My all-time favorite way to eat celeriac is in Potato Celery Soup. You can make this simply by peeling and dicing one celeriac root and a few potatoes. Saute a sliced onion in butter, ghee or olive oil until clear. Add potatoes and celeriac and toss until warmed through. Add water or broth. Simmer with a lid on until vegetables are soft. Puree in a blender and return to pot (hand-held blenders are fantastic). Season with salt, pepper, and herbs, such as dill, parsley or thyme. To make the soup creamier add a little heavy cream at this point, or canned coconut milk. Alternatively, add a handful of cashews to the pot with the vegetables. They will puree nicely adding a creamy texture.
CSA member, Anne S submitted this recipe, a perfect side-dish for celeriac-newbies:
1 soft-ball size celeriac root
2-3 tbsp olive oil
2 tsp mild curry powder
1/4 tsp sea salt
Peel celeriac. Cut into dice-size cubes
Turn oven to 400 deg
Pour into a pot of boiling slightly salted water.
Cook for no more than 2 minutes. Stir once or twice/
Put oil, curry powder, salt in the pan and add drained celeriac.

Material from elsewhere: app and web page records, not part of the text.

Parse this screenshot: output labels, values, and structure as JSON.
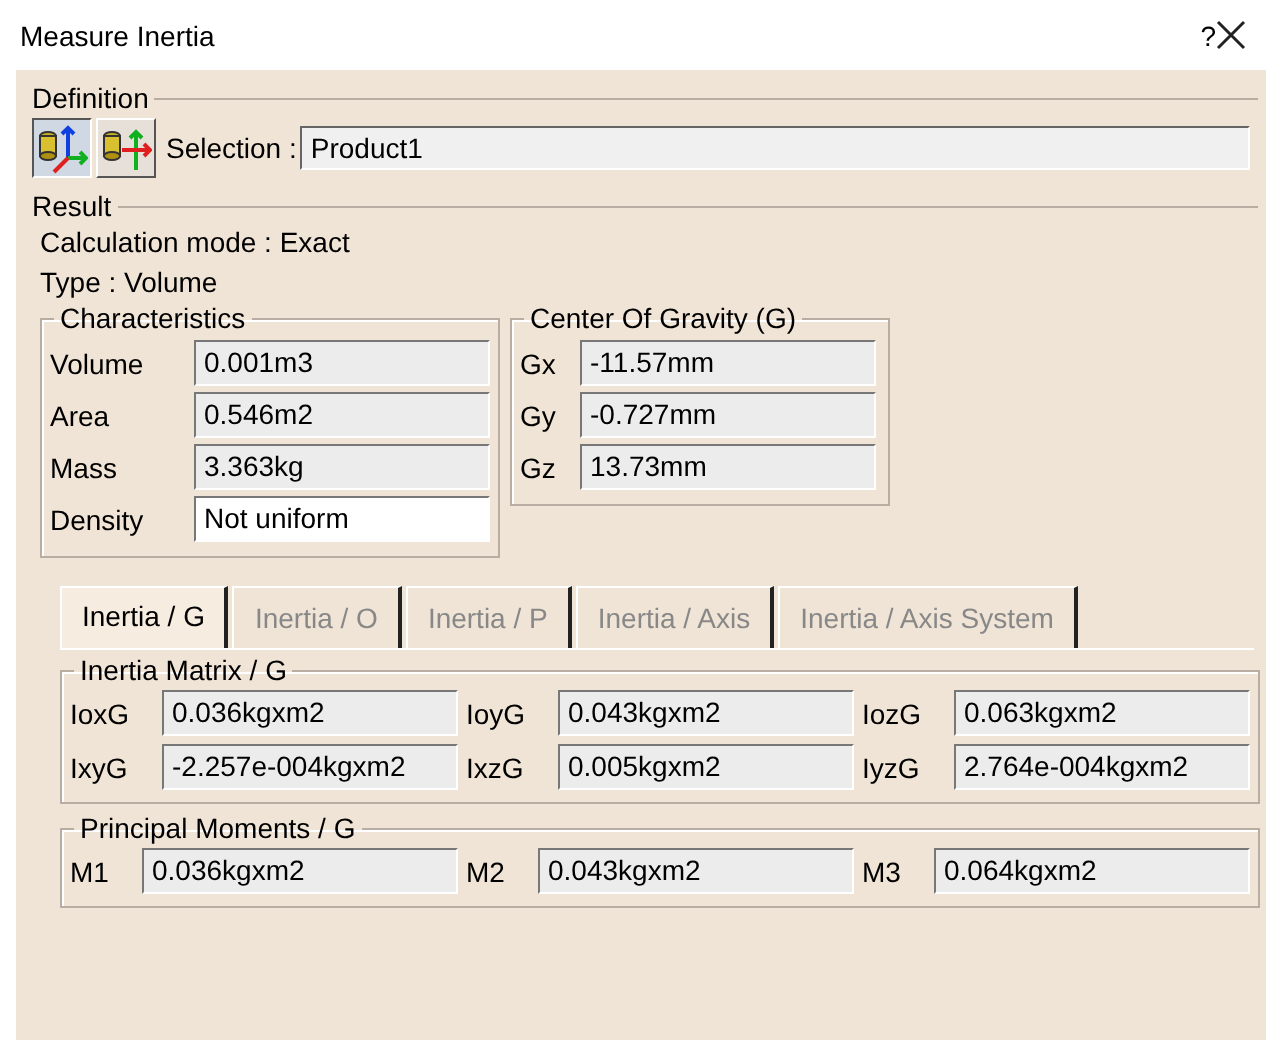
{
  "window": {
    "title": "Measure Inertia",
    "help": "?"
  },
  "definition": {
    "title": "Definition",
    "tools": [
      {
        "selected": true
      },
      {
        "selected": false
      }
    ],
    "selection_label": "Selection :",
    "selection_value": "Product1"
  },
  "result": {
    "title": "Result",
    "calculation_mode": "Calculation mode : Exact",
    "type": "Type : Volume"
  },
  "characteristics": {
    "title": "Characteristics",
    "fields": [
      {
        "label": "Volume",
        "value": "0.001m3",
        "readonly": true
      },
      {
        "label": "Area",
        "value": "0.546m2",
        "readonly": true
      },
      {
        "label": "Mass",
        "value": "3.363kg",
        "readonly": true
      },
      {
        "label": "Density",
        "value": "Not uniform",
        "readonly": false
      }
    ]
  },
  "center_of_gravity": {
    "title": "Center Of Gravity (G)",
    "fields": [
      {
        "label": "Gx",
        "value": "-11.57mm",
        "readonly": true
      },
      {
        "label": "Gy",
        "value": "-0.727mm",
        "readonly": true
      },
      {
        "label": "Gz",
        "value": "13.73mm",
        "readonly": true
      }
    ]
  },
  "tabs": [
    {
      "label": "Inertia / G",
      "selected": true
    },
    {
      "label": "Inertia / O",
      "selected": false
    },
    {
      "label": "Inertia / P",
      "selected": false
    },
    {
      "label": "Inertia / Axis",
      "selected": false
    },
    {
      "label": "Inertia / Axis System",
      "selected": false
    }
  ],
  "inertia_matrix": {
    "title": "Inertia Matrix / G",
    "fields": [
      {
        "label": "IoxG",
        "value": "0.036kgxm2",
        "readonly": true
      },
      {
        "label": "IoyG",
        "value": "0.043kgxm2",
        "readonly": true
      },
      {
        "label": "IozG",
        "value": "0.063kgxm2",
        "readonly": true
      },
      {
        "label": "IxyG",
        "value": "-2.257e-004kgxm2",
        "readonly": true
      },
      {
        "label": "IxzG",
        "value": "0.005kgxm2",
        "readonly": true
      },
      {
        "label": "IyzG",
        "value": "2.764e-004kgxm2",
        "readonly": true
      }
    ]
  },
  "principal_moments": {
    "title": "Principal Moments / G",
    "fields": [
      {
        "label": "M1",
        "value": "0.036kgxm2",
        "readonly": true
      },
      {
        "label": "M2",
        "value": "0.043kgxm2",
        "readonly": true
      },
      {
        "label": "M3",
        "value": "0.064kgxm2",
        "readonly": true
      }
    ]
  }
}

Stir vigorously to coat the cubes.
Pour cubed celeriac onto a baking tray covered with aluminum foil
Scrape remaining oil and seasonings onto the celeriac.
Cook for 25 minutes. (while you eat breakfast and read the paper)
Provides a lunch time side dish for 2 or 3.
Find a ton more inspiration here.
November 5, 2017
Curried Crockpot Collards and Kale
A Note from the Farmer's Wife
Photo by Marta Reis on Unsplash
I am always looking for new flavors to incorporate with bitter greens, making them more interesting and easy to consume. If bunches of greens are accumulating in your fridge, try this recipe. It reheats easily if you want to double the recipe for leftovers during the week.
- 1 bunch of hardy greens: 1/2 bunch of collards and 1/2 bunch kale - or any greens can be used - judge cooking time by the toughness of the greens used.
- 1/4 cup olive oil or ghee
- 1TBS curry powder
- 2 tsp garam masala (optional but fantastic)
- 2-4 cloves garlic crushed
- 1-2 tsp grated fresh ginger (optional, may substitute 1/2 tsp dry ginger)
- salt and pepper to taste
- 1 can (16 oz) crushed or diced tomatoes (season if salt free) - or 4-5 fresh tomatoes, dicedOptional: 1/2 cup, more or less, cubed cheese such as sharp cheddar, Swiss or feta.
Chop greens into bite sized pieces, removing the tough center ribs from each leaf. Season with a little salt and a splash of olive oil and massage to help break down the toughness - this is an optional step if you are in a hurry. Dump tomatoes in bottom of crock and place greens on top. Cover and set on high.
Place a medium skillet on medium heat with oil and/or ghee - grass-fed ghee
is marvelous in this recipe. When sizzling add spices, garlic, ginger and saute quickly to coat everything in the oil. Cook for a minute or two, keeping a careful eye so the garlic does not burn. Remove from heat and quickly scrape contents on top of greens in crock. Leave pan with some oil and spice remnants for later use.
If time permits, turn crackpot to low and let simmer until everything is cooked down, tender and saucey. You may need to add a little boiling water during cooking time if the tomatoes aren’t super juicy. Keep an eye on it so the greens do not burn. 3 hours is usually adequate, but you could make this dish faster on the stove top, using more water and monitoring more carefully.
If including cheese: just before serving reheat the skillet containing the remnants of the oil and spices on medium high. Toss cubes of cheese into skillet and quickly work with your spatula to coat with the fragrant oil. The softer the cheese the more it will melt. I like to use a cold, hard cheese so it doesn’t completely melt before I can get it out of the pan. If it does, don’t worry, it is still fantastic. This step takes less than a minute. Quickly toss coated cheese onto greens and give one or two big stirs.
This is practically a meal in itself, but makes a great side to lamb or beef stew.
Let me know how you like it!